• Your objective:
Repeat every entry word for word, but leave the images out of your copy.

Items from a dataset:
_____

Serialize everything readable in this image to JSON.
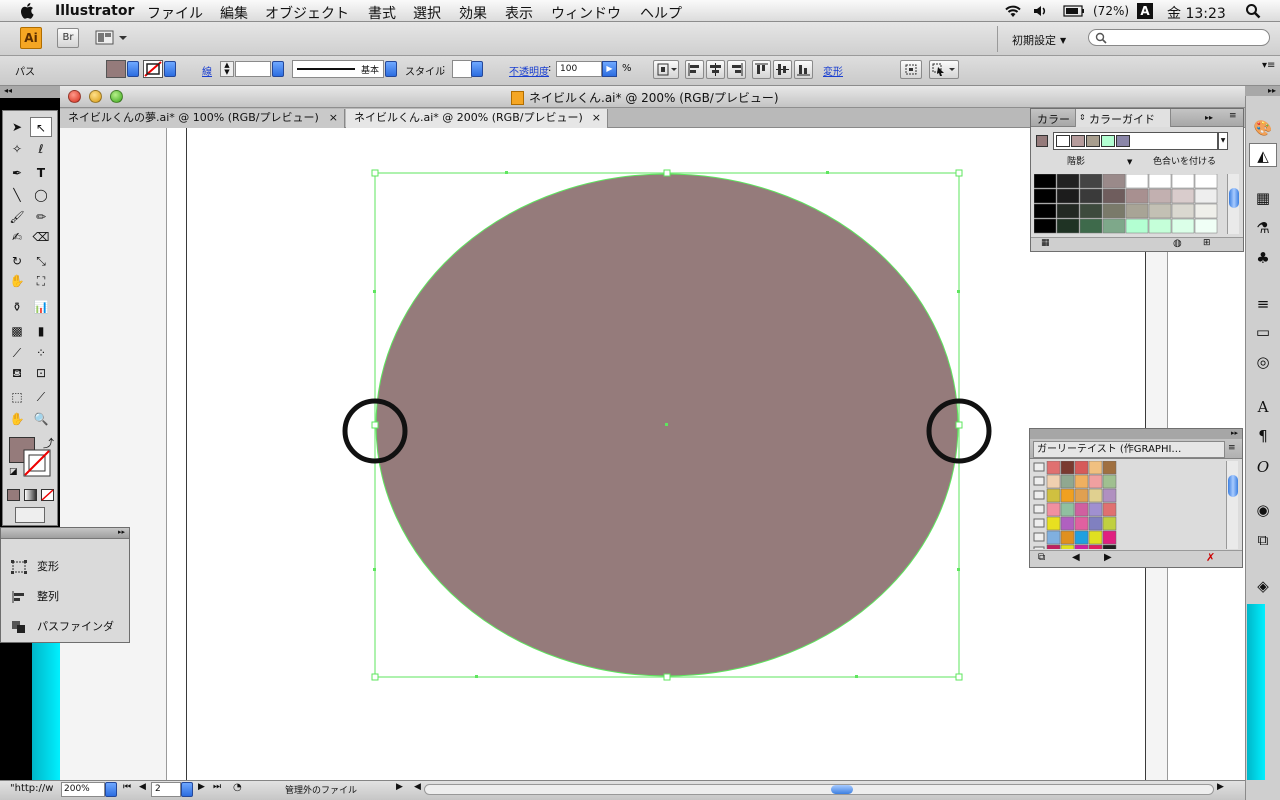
{
  "menubar": {
    "app_name": "Illustrator",
    "menus": [
      "ファイル",
      "編集",
      "オブジェクト",
      "書式",
      "選択",
      "効果",
      "表示",
      "ウィンドウ",
      "ヘルプ"
    ],
    "battery": "(72%)",
    "input_method": "A",
    "clock": "金 13:23"
  },
  "appbar": {
    "logo": "Ai",
    "bridge_button": "Br",
    "workspace": "初期設定"
  },
  "control_bar": {
    "path_label": "パス",
    "stroke_label": "線",
    "stroke_style": "基本",
    "style_label": "スタイル",
    "opacity_label": "不透明度",
    "opacity_value": "100",
    "percent": "%",
    "transform_label": "変形"
  },
  "document": {
    "window_title": "ネイビルくん.ai* @ 200% (RGB/プレビュー)",
    "tabs": [
      {
        "label": "ネイビルくんの夢.ai* @ 100% (RGB/プレビュー)"
      },
      {
        "label": "ネイビルくん.ai* @ 200% (RGB/プレビュー)"
      }
    ],
    "tab_close": "×",
    "fill_color": "#957b7b",
    "selection_color": "#5ee65e"
  },
  "floating_panel": {
    "items": [
      {
        "label": "変形"
      },
      {
        "label": "整列"
      },
      {
        "label": "パスファインダ"
      }
    ]
  },
  "color_panel": {
    "tab_color": "カラー",
    "tab_guide": "カラーガイド",
    "shade_label": "階影",
    "colorize_label": "色合いを付ける",
    "harmony_colors": [
      "#ffffff",
      "#b59b9b",
      "#a89e8e",
      "#b3ffd2",
      "#8a86a8"
    ]
  },
  "swatch_panel": {
    "title": "ガーリーテイスト (作GRAPHI…"
  },
  "status_bar": {
    "url_fragment": "\"http://w",
    "zoom": "200%",
    "page": "2",
    "status_text": "管理外のファイル"
  }
}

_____

• The completed task:
Serialize everything readable in this image to JSON.
{
  "menubar": {
    "app_name": "Illustrator",
    "menus": [
      "ファイル",
      "編集",
      "オブジェクト",
      "書式",
      "選択",
      "効果",
      "表示",
      "ウィンドウ",
      "ヘルプ"
    ],
    "battery": "(72%)",
    "input_method": "A",
    "clock": "金 13:23"
  },
  "appbar": {
    "logo": "Ai",
    "bridge_button": "Br",
    "workspace": "初期設定"
  },
  "control_bar": {
    "path_label": "パス",
    "stroke_label": "線",
    "stroke_style": "基本",
    "style_label": "スタイル",
    "opacity_label": "不透明度",
    "opacity_value": "100",
    "percent": "%",
    "transform_label": "変形"
  },
  "document": {
    "window_title": "ネイビルくん.ai* @ 200% (RGB/プレビュー)",
    "tabs": [
      {
        "label": "ネイビルくんの夢.ai* @ 100% (RGB/プレビュー)"
      },
      {
        "label": "ネイビルくん.ai* @ 200% (RGB/プレビュー)"
      }
    ],
    "tab_close": "×",
    "fill_color": "#957b7b",
    "selection_color": "#5ee65e"
  },
  "floating_panel": {
    "items": [
      {
        "label": "変形"
      },
      {
        "label": "整列"
      },
      {
        "label": "パスファインダ"
      }
    ]
  },
  "color_panel": {
    "tab_color": "カラー",
    "tab_guide": "カラーガイド",
    "shade_label": "階影",
    "colorize_label": "色合いを付ける",
    "harmony_colors": [
      "#ffffff",
      "#b59b9b",
      "#a89e8e",
      "#b3ffd2",
      "#8a86a8"
    ]
  },
  "swatch_panel": {
    "title": "ガーリーテイスト (作GRAPHI…"
  },
  "status_bar": {
    "url_fragment": "\"http://w",
    "zoom": "200%",
    "page": "2",
    "status_text": "管理外のファイル"
  }
}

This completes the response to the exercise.